**Activity:** Reproduce every entry exactly, without alteration.

Dataset records:
========

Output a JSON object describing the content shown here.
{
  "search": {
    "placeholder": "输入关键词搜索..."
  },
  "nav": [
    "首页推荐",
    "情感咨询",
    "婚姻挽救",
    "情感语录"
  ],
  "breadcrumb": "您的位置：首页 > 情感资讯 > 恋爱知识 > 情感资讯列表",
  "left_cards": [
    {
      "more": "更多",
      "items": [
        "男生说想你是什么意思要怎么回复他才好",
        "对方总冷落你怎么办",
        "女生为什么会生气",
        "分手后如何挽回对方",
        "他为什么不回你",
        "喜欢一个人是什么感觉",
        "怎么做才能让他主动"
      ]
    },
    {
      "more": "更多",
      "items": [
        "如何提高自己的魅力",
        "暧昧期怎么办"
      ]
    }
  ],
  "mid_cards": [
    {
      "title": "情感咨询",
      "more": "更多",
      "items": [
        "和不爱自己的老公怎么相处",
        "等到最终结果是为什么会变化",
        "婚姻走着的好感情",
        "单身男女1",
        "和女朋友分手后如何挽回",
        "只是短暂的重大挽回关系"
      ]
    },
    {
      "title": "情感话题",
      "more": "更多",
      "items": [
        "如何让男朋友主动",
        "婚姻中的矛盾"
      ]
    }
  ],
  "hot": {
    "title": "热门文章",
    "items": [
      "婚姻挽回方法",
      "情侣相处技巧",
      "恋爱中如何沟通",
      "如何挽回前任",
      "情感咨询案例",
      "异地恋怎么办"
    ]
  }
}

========

**Expected answer:**
Output a JSON object describing the content shown here.
{
  "search": {
    "placeholder": "输入关键词搜索..."
  },
  "nav": [
    "首页推荐",
    "情感咨询",
    "婚姻挽救",
    "情感语录"
  ],
  "breadcrumb": "您的位置：首页 > 情感资讯 > 恋爱知识 > 情感资讯列表",
  "left_cards": [
    {
      "more": "更多",
      "items": [
        "男生说想你是什么意思要怎么回复他才好",
        "对方总冷落你怎么办",
        "女生为什么会生气",
        "分手后如何挽回对方",
        "他为什么不回你",
        "喜欢一个人是什么感觉",
        "怎么做才能让他主动"
      ]
    },
    {
      "more": "更多",
      "items": [
        "如何提高自己的魅力",
        "暧昧期怎么办"
      ]
    }
  ],
  "mid_cards": [
    {
      "title": "情感咨询",
      "more": "更多",
      "items": [
        "和不爱自己的老公怎么相处",
        "等到最终结果是为什么会变化",
        "婚姻走着的好感情",
        "单身男女1",
        "和女朋友分手后如何挽回",
        "只是短暂的重大挽回关系"
      ]
    },
    {
      "title": "情感话题",
      "more": "更多",
      "items": [
        "如何让男朋友主动",
        "婚姻中的矛盾"
      ]
    }
  ],
  "hot": {
    "title": "热门文章",
    "items": [
      "婚姻挽回方法",
      "情侣相处技巧",
      "恋爱中如何沟通",
      "如何挽回前任",
      "情感咨询案例",
      "异地恋怎么办"
    ]
  }
}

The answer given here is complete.